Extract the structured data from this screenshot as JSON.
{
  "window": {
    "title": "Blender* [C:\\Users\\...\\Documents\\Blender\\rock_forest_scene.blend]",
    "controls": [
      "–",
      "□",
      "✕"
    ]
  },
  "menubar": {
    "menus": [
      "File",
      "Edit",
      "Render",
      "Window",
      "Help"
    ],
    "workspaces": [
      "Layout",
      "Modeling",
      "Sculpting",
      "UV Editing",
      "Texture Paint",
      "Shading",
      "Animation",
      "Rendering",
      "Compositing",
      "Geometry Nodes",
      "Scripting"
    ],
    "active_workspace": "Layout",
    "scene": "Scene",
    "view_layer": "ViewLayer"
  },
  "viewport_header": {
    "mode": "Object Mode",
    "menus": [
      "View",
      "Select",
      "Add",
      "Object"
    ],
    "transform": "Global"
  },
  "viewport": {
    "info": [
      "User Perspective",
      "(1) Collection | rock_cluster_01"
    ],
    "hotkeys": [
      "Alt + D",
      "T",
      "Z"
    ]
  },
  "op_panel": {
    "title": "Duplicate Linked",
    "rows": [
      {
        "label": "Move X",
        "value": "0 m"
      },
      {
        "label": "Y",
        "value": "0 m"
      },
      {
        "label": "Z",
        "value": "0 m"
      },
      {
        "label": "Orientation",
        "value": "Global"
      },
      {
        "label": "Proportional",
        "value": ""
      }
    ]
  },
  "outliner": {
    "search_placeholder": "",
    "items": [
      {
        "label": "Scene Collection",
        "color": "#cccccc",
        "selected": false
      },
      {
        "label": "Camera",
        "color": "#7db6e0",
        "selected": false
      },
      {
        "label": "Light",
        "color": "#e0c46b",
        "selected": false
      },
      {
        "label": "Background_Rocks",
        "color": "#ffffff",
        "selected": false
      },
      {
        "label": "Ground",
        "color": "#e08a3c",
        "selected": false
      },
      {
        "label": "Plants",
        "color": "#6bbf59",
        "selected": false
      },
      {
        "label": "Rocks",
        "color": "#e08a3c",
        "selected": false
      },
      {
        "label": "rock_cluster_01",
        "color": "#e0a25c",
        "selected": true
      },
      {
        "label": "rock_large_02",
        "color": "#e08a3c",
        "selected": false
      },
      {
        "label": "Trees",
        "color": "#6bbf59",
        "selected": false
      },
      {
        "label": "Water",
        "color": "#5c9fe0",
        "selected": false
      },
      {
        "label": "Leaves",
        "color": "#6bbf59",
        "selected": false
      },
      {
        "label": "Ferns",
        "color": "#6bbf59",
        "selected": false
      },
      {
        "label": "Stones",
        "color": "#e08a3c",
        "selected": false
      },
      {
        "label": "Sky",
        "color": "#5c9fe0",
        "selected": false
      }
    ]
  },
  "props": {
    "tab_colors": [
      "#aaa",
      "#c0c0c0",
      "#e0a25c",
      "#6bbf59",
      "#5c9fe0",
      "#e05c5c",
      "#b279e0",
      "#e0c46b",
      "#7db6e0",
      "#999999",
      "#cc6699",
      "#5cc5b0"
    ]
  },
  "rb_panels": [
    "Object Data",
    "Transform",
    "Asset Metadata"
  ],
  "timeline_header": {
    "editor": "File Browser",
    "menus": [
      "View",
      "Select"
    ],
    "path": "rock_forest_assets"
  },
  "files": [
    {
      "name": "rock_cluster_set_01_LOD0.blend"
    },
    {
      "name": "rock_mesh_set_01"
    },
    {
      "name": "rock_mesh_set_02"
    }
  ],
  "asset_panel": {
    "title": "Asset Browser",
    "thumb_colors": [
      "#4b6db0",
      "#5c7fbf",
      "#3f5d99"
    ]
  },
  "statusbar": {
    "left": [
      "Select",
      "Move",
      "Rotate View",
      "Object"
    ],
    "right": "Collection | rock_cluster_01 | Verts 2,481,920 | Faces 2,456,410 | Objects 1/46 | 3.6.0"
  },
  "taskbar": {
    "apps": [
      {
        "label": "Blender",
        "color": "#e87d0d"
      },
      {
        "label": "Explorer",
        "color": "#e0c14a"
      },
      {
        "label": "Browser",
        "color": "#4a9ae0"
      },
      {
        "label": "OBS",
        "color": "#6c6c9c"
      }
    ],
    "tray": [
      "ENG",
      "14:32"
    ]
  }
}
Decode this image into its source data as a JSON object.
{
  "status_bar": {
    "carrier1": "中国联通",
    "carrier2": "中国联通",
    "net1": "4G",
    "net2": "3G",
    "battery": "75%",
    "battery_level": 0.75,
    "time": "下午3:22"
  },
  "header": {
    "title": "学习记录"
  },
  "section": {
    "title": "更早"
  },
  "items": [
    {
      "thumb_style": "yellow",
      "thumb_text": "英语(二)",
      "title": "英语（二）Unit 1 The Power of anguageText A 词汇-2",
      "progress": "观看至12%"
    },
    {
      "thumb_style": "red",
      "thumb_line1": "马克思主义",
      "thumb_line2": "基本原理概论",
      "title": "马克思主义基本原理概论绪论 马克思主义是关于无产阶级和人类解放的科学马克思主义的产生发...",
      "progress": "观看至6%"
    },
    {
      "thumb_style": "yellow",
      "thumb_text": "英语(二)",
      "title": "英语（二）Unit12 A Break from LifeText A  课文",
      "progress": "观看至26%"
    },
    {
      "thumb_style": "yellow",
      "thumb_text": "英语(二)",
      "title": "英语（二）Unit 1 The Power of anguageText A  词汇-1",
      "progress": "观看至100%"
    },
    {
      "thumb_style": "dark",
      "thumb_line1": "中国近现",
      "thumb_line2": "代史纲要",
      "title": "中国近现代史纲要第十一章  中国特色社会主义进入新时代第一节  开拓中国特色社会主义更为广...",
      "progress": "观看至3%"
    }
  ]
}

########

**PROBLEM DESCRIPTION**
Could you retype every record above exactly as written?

**SOLUTION TO THIS PROBLEM**
Extract the structured data from this screenshot as JSON.
{
  "window": {
    "title": "Blender* [C:\\Users\\...\\Documents\\Blender\\rock_forest_scene.blend]",
    "controls": [
      "–",
      "□",
      "✕"
    ]
  },
  "menubar": {
    "menus": [
      "File",
      "Edit",
      "Render",
      "Window",
      "Help"
    ],
    "workspaces": [
      "Layout",
      "Modeling",
      "Sculpting",
      "UV Editing",
      "Texture Paint",
      "Shading",
      "Animation",
      "Rendering",
      "Compositing",
      "Geometry Nodes",
      "Scripting"
    ],
    "active_workspace": "Layout",
    "scene": "Scene",
    "view_layer": "ViewLayer"
  },
  "viewport_header": {
    "mode": "Object Mode",
    "menus": [
      "View",
      "Select",
      "Add",
      "Object"
    ],
    "transform": "Global"
  },
  "viewport": {
    "info": [
      "User Perspective",
      "(1) Collection | rock_cluster_01"
    ],
    "hotkeys": [
      "Alt + D",
      "T",
      "Z"
    ]
  },
  "op_panel": {
    "title": "Duplicate Linked",
    "rows": [
      {
        "label": "Move X",
        "value": "0 m"
      },
      {
        "label": "Y",
        "value": "0 m"
      },
      {
        "label": "Z",
        "value": "0 m"
      },
      {
        "label": "Orientation",
        "value": "Global"
      },
      {
        "label": "Proportional",
        "value": ""
      }
    ]
  },
  "outliner": {
    "search_placeholder": "",
    "items": [
      {
        "label": "Scene Collection",
        "color": "#cccccc",
        "selected": false
      },
      {
        "label": "Camera",
        "color": "#7db6e0",
        "selected": false
      },
      {
        "label": "Light",
        "color": "#e0c46b",
        "selected": false
      },
      {
        "label": "Background_Rocks",
        "color": "#ffffff",
        "selected": false
      },
      {
        "label": "Ground",
        "color": "#e08a3c",
        "selected": false
      },
      {
        "label": "Plants",
        "color": "#6bbf59",
        "selected": false
      },
      {
        "label": "Rocks",
        "color": "#e08a3c",
        "selected": false
      },
      {
        "label": "rock_cluster_01",
        "color": "#e0a25c",
        "selected": true
      },
      {
        "label": "rock_large_02",
        "color": "#e08a3c",
        "selected": false
      },
      {
        "label": "Trees",
        "color": "#6bbf59",
        "selected": false
      },
      {
        "label": "Water",
        "color": "#5c9fe0",
        "selected": false
      },
      {
        "label": "Leaves",
        "color": "#6bbf59",
        "selected": false
      },
      {
        "label": "Ferns",
        "color": "#6bbf59",
        "selected": false
      },
      {
        "label": "Stones",
        "color": "#e08a3c",
        "selected": false
      },
      {
        "label": "Sky",
        "color": "#5c9fe0",
        "selected": false
      }
    ]
  },
  "props": {
    "tab_colors": [
      "#aaa",
      "#c0c0c0",
      "#e0a25c",
      "#6bbf59",
      "#5c9fe0",
      "#e05c5c",
      "#b279e0",
      "#e0c46b",
      "#7db6e0",
      "#999999",
      "#cc6699",
      "#5cc5b0"
    ]
  },
  "rb_panels": [
    "Object Data",
    "Transform",
    "Asset Metadata"
  ],
  "timeline_header": {
    "editor": "File Browser",
    "menus": [
      "View",
      "Select"
    ],
    "path": "rock_forest_assets"
  },
  "files": [
    {
      "name": "rock_cluster_set_01_LOD0.blend"
    },
    {
      "name": "rock_mesh_set_01"
    },
    {
      "name": "rock_mesh_set_02"
    }
  ],
  "asset_panel": {
    "title": "Asset Browser",
    "thumb_colors": [
      "#4b6db0",
      "#5c7fbf",
      "#3f5d99"
    ]
  },
  "statusbar": {
    "left": [
      "Select",
      "Move",
      "Rotate View",
      "Object"
    ],
    "right": "Collection | rock_cluster_01 | Verts 2,481,920 | Faces 2,456,410 | Objects 1/46 | 3.6.0"
  },
  "taskbar": {
    "apps": [
      {
        "label": "Blender",
        "color": "#e87d0d"
      },
      {
        "label": "Explorer",
        "color": "#e0c14a"
      },
      {
        "label": "Browser",
        "color": "#4a9ae0"
      },
      {
        "label": "OBS",
        "color": "#6c6c9c"
      }
    ],
    "tray": [
      "ENG",
      "14:32"
    ]
  }
}
Decode this image into its source data as a JSON object.
{
  "status_bar": {
    "carrier1": "中国联通",
    "carrier2": "中国联通",
    "net1": "4G",
    "net2": "3G",
    "battery": "75%",
    "battery_level": 0.75,
    "time": "下午3:22"
  },
  "header": {
    "title": "学习记录"
  },
  "section": {
    "title": "更早"
  },
  "items": [
    {
      "thumb_style": "yellow",
      "thumb_text": "英语(二)",
      "title": "英语（二）Unit 1 The Power of anguageText A 词汇-2",
      "progress": "观看至12%"
    },
    {
      "thumb_style": "red",
      "thumb_line1": "马克思主义",
      "thumb_line2": "基本原理概论",
      "title": "马克思主义基本原理概论绪论 马克思主义是关于无产阶级和人类解放的科学马克思主义的产生发...",
      "progress": "观看至6%"
    },
    {
      "thumb_style": "yellow",
      "thumb_text": "英语(二)",
      "title": "英语（二）Unit12 A Break from LifeText A  课文",
      "progress": "观看至26%"
    },
    {
      "thumb_style": "yellow",
      "thumb_text": "英语(二)",
      "title": "英语（二）Unit 1 The Power of anguageText A  词汇-1",
      "progress": "观看至100%"
    },
    {
      "thumb_style": "dark",
      "thumb_line1": "中国近现",
      "thumb_line2": "代史纲要",
      "title": "中国近现代史纲要第十一章  中国特色社会主义进入新时代第一节  开拓中国特色社会主义更为广...",
      "progress": "观看至3%"
    }
  ]
}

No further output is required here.